Every time it was upsetting. Even today almost two decades later, in the back of my head I know that I have to avoid behaviors that will draw suspicion because I am likely guilty until proven innocent. It is better to go into a store wearing a dress shirt or polo with slacks than shorts and a teeshirt. If I take my phone out of my pocket, then it stays out until at the cashier where putting something in my pocket is normal. And while I may think of wearing a basketball jersey so TSA thinks I am black not potentially arabic, never ever ever wear a hoodie because that slides me in the direction of appearing to be a criminal.

This is why I feel sad Trayvon Martin‘s family lost him because a self-appointed neighborhood watch character armed with a gun decided to follow, then chase, then ambush this 17 year old kid in a hoodie armed with Skittles and tea. Nothing can fully repair this.

Zimmerman, Trayvon’s killer, said on the 911 call Martin was acting guilty of something. This was also the stated reason the store managers, security guards, neighborhood watch, and police stopped me at Trayvon’s age. Who isn’t when creepy people follow them around?

The whole thing smacks me of Jean Charles de Menezes in 2005 London. A guy leaves his apartment. Guys follow him onto a train. He tries to run from them only they turn out to be police who shoot him. His crime was both living in an apartment building under surveillance and attempting to resist people who did not look like police but were.

Resist? Get shot. Run? Get shot. Do whatever the people with the guns say and maybe live to tell a lawyer.

Last weekend, a female friend, described how she would not be willing to just obey commands. As a big black guy, I have to worry about keeping people from worrying about me attacking them. If provoked, then they are going to put me down lethally or non-lethally. For my female friend, she has to worry about rape, but she is also does not present the physical threat I do. We have two completely different perspectives. But I think we understand each other’s.

NRA Poll

The National Rifle Association needs better pollsters. It might help to keep off the list people who are going to analyze your question for how it might be used and provide an answer just to be contrarian.

An “Andy Bush” (I think that was the name) asked in a phone poll:

Do you think 3rd world dictatorships and Hillary Clinton should determine US gun rights?

Apparently I was supposed to forget their own VP Wayne LaPierre in a recorded message (portrayed as live) described the United Nations as a bunch of 3rd world dictators.
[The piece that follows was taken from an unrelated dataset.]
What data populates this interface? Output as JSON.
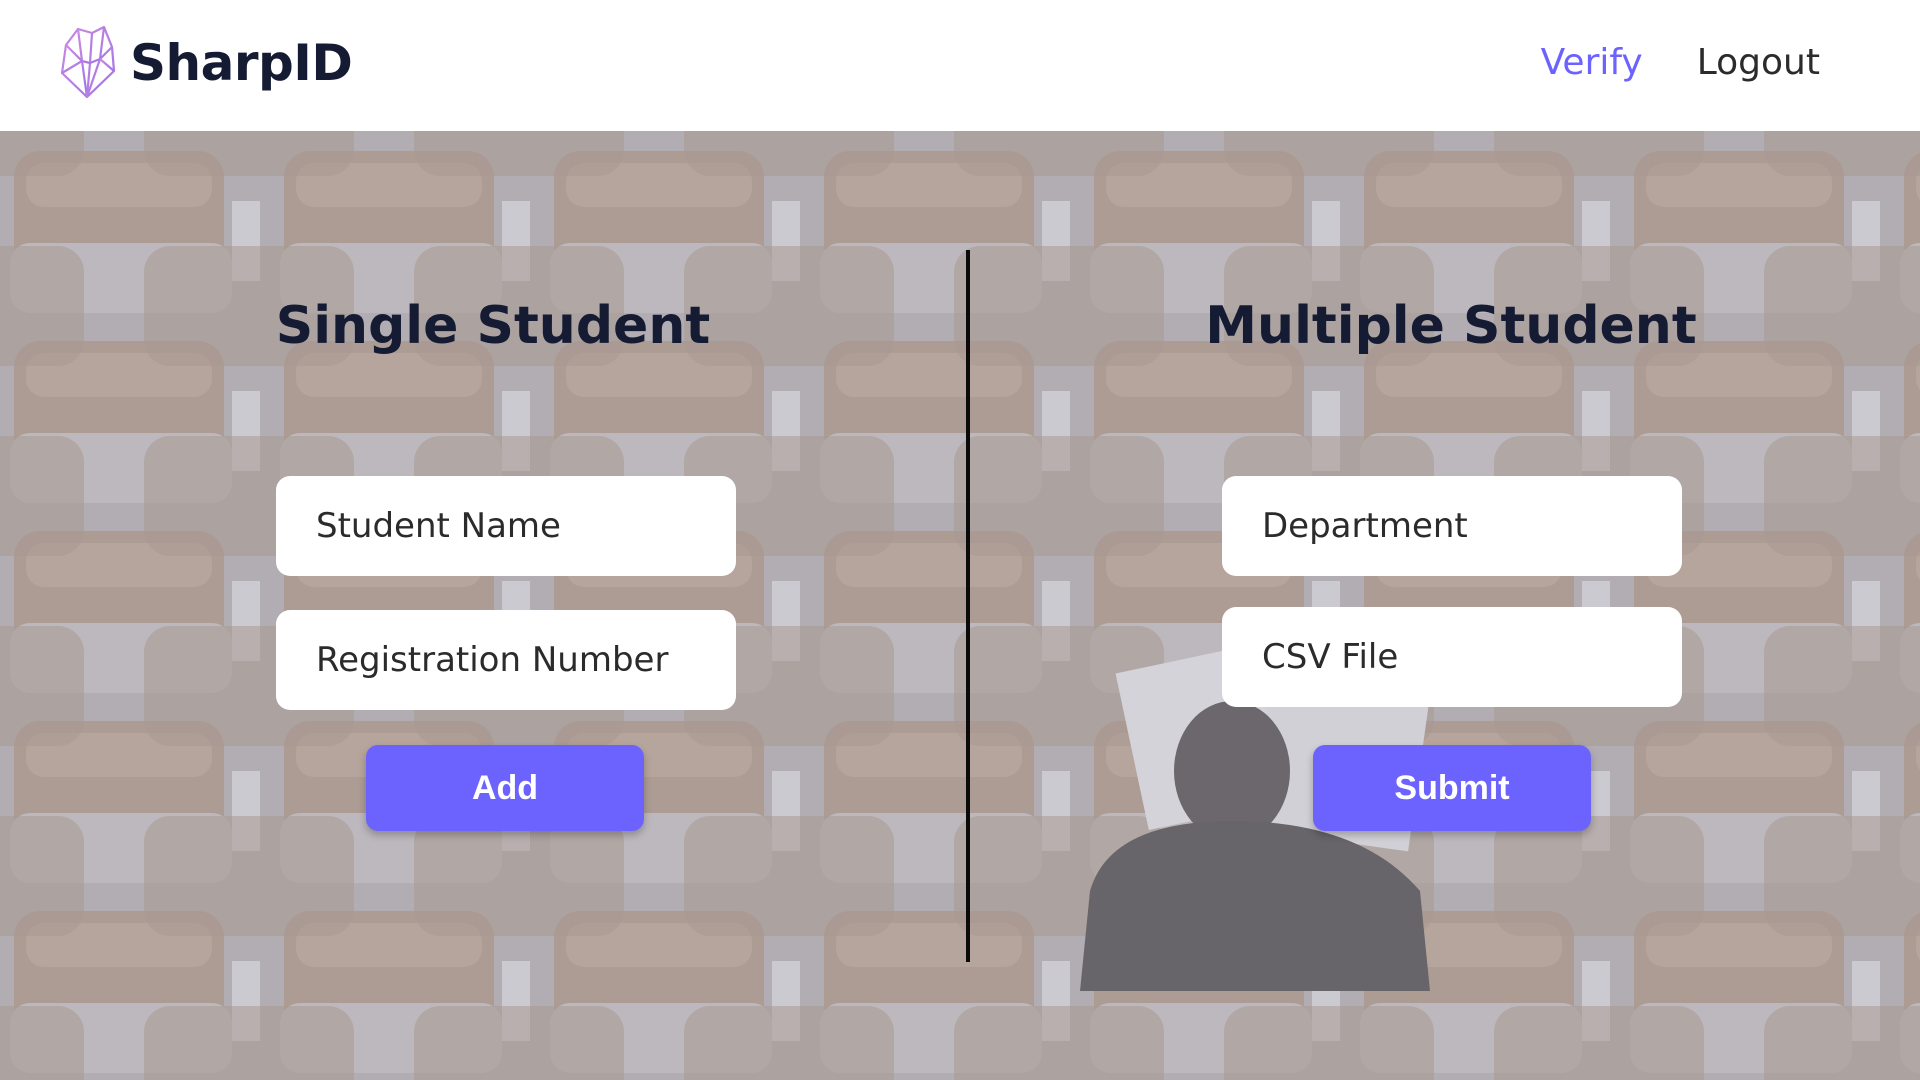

LaPierre has for years claimed the UN deliberations about buying the illicit arms in African war torn areas somehow means taking American firearms but omitted anything about Africa from his message. Shame on me for being well read to know the background information so as to not be completely swayed by the spin. In the recorded message he also described the United States Congress as willing to hand our country over to the dictators. (Whatever that means.)

This message and question are deliberately framed the so the only possible answer is “No.” At the time I could not see this question as possibly being shown in any publication as anyone would dismiss the question as so completely skewed the results are meaningless.

Such an attempt to manipulate me annoyed me, so I answered “Yes” just to waste as much of their time as they did mine. Andy Bush sounded confused when he asked me if I said “Yes”. He asked if I wanted to change my mind.

Next time ask me a legitimate question to get an real answer.